◆ Directions ◆
For the material below, please count the lines containing "path". Reply with the count alone.

++++++

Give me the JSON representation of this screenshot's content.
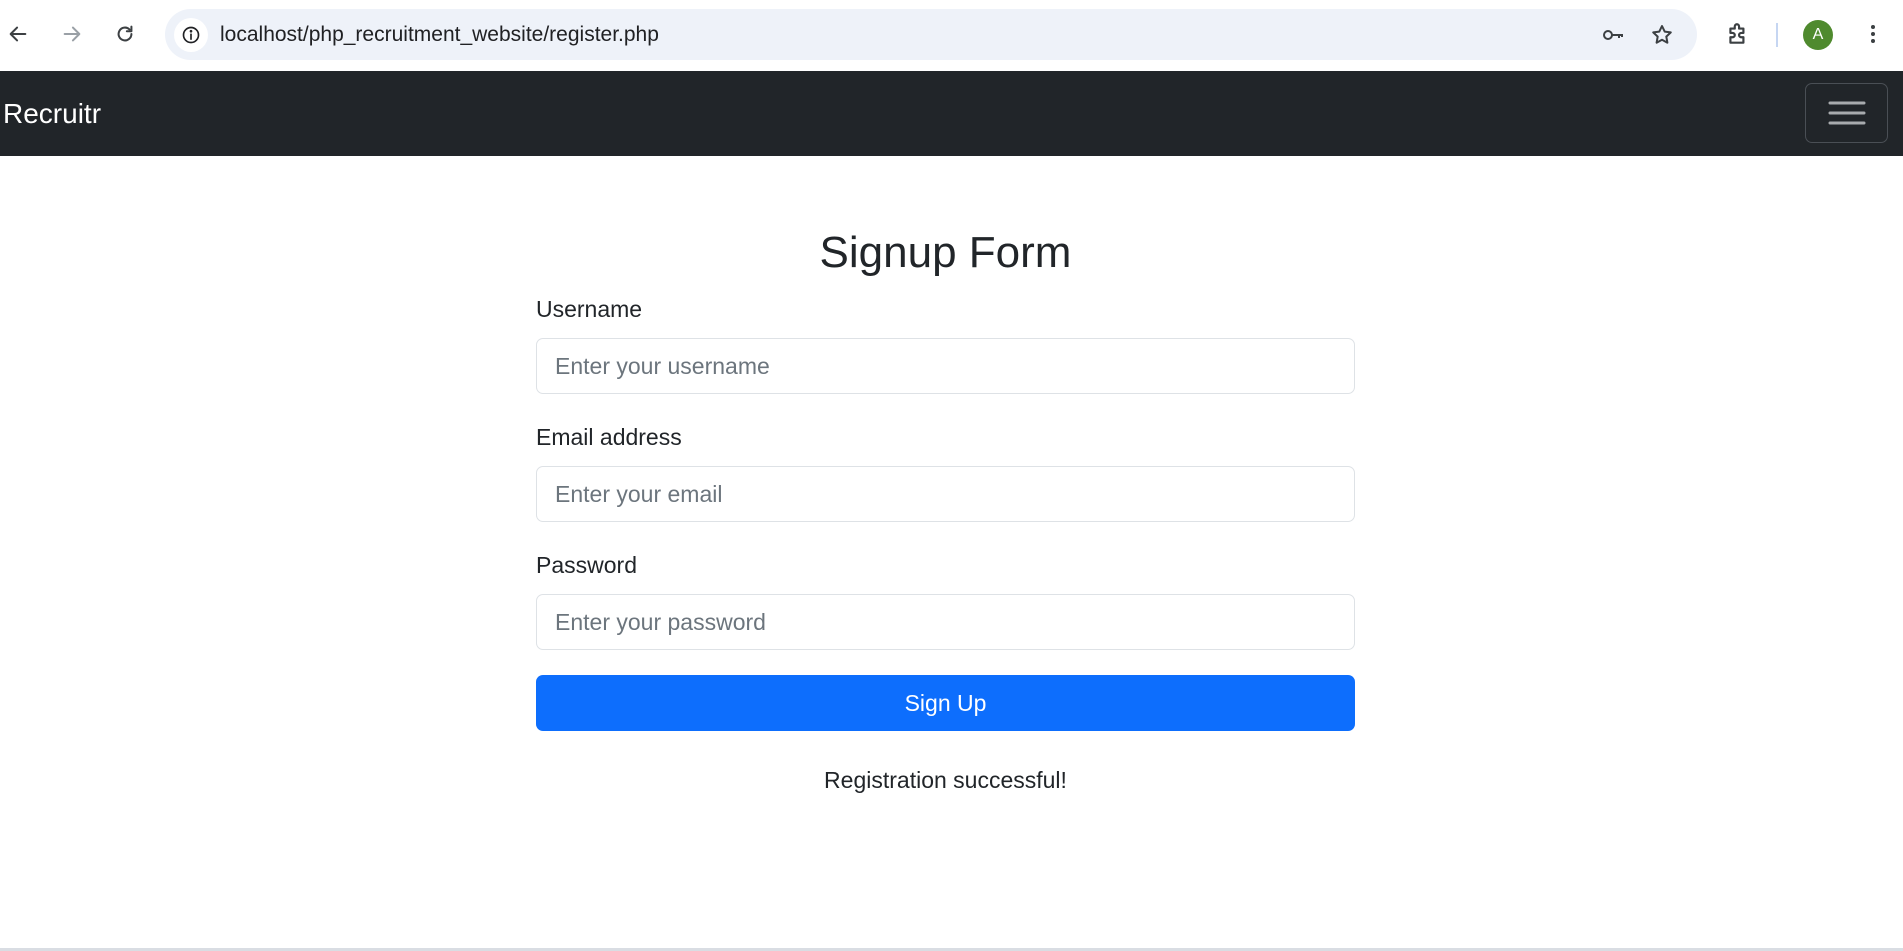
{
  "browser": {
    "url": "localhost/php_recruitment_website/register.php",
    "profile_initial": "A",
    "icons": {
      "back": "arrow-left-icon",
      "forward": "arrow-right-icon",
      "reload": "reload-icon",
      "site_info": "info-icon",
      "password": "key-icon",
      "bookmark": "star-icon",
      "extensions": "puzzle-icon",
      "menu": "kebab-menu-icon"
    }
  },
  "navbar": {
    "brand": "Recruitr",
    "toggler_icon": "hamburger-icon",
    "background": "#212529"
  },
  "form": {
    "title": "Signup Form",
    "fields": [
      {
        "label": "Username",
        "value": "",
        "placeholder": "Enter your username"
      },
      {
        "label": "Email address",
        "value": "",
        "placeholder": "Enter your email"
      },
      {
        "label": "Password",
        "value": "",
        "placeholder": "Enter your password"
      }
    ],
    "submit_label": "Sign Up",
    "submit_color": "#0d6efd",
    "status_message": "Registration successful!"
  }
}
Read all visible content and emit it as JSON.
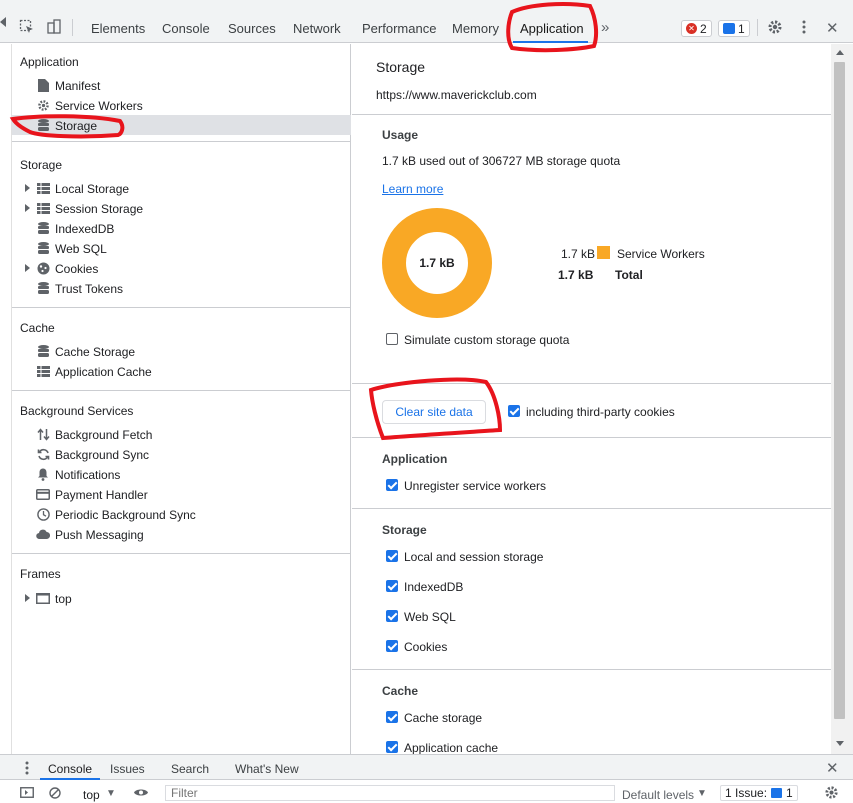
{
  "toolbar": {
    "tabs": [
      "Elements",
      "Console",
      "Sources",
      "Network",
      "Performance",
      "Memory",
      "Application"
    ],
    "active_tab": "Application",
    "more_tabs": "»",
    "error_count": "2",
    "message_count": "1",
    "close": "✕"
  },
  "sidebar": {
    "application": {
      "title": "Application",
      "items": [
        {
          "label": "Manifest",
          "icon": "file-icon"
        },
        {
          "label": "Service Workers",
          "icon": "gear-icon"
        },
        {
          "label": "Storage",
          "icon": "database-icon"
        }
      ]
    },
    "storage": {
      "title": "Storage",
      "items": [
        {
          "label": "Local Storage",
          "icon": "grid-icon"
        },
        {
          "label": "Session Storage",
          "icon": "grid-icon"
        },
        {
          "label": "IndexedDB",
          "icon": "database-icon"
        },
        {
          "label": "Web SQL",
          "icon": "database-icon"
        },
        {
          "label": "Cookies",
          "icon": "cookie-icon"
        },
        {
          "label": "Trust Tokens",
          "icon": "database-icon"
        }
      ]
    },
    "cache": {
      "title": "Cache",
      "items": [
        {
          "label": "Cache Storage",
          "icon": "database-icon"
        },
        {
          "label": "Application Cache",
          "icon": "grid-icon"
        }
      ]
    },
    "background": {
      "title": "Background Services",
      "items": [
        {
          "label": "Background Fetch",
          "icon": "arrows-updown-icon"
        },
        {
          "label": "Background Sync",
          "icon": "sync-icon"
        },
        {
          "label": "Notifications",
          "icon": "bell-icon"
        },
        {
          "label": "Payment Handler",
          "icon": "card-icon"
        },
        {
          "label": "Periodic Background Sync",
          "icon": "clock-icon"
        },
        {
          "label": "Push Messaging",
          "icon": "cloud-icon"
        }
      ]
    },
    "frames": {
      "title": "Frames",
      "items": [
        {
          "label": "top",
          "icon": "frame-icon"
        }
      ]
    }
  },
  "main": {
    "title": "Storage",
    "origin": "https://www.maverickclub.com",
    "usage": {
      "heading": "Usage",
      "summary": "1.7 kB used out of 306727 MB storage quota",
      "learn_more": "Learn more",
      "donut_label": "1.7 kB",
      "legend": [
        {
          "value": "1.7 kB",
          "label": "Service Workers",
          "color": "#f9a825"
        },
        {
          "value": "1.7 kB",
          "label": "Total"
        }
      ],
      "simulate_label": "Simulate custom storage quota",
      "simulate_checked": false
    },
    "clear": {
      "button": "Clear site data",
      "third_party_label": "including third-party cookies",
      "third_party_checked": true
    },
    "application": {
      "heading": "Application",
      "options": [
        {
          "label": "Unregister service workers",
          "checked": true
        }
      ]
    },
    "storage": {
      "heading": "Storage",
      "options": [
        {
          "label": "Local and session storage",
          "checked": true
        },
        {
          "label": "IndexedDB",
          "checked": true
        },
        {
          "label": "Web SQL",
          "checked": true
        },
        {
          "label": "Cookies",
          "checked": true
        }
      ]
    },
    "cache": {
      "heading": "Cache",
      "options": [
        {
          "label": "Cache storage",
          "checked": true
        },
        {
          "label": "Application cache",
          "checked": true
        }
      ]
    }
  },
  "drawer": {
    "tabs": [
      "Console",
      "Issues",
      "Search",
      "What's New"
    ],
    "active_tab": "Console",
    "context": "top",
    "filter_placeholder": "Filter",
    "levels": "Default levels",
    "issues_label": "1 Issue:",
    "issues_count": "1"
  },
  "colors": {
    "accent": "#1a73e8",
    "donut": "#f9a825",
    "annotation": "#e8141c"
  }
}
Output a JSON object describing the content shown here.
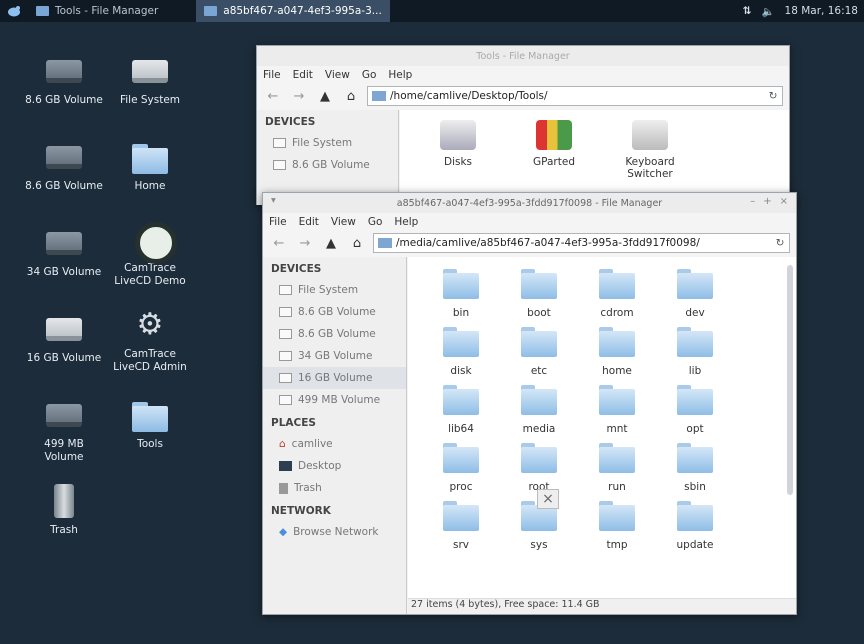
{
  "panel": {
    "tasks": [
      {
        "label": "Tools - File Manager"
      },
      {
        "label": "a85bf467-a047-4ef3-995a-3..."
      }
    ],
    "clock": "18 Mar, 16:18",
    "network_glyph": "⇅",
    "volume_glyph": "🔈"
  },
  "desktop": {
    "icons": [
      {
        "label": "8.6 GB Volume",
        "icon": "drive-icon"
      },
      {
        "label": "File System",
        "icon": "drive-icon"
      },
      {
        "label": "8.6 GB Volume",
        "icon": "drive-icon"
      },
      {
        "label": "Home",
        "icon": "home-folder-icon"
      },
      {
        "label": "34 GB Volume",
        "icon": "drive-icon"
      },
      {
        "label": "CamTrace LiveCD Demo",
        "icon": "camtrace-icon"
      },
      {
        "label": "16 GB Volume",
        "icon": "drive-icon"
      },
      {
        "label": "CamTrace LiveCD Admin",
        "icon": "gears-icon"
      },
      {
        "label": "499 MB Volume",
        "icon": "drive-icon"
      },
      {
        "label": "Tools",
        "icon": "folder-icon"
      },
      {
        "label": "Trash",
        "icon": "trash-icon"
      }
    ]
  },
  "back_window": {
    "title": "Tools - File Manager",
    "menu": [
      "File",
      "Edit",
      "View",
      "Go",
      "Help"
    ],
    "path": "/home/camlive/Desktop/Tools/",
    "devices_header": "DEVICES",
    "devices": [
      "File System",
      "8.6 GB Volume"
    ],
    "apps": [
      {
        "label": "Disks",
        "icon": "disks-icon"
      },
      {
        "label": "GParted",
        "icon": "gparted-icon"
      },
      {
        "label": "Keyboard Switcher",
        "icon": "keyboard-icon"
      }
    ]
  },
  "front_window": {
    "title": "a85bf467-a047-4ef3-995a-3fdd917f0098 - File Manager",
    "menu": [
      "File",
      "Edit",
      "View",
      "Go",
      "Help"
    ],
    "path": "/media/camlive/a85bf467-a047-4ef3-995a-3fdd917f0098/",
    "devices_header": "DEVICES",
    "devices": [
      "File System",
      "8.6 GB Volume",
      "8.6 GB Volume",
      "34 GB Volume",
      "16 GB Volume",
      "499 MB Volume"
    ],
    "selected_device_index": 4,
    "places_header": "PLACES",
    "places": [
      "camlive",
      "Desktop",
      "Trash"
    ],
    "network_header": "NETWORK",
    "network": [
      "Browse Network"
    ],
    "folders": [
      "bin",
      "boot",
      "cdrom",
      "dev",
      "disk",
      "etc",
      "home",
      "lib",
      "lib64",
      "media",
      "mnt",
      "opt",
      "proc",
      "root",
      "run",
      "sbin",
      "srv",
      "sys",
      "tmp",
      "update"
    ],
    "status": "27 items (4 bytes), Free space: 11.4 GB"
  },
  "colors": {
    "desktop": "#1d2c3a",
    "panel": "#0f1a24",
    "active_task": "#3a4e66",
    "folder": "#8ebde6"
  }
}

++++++

◆ Response to this exercise ◆
2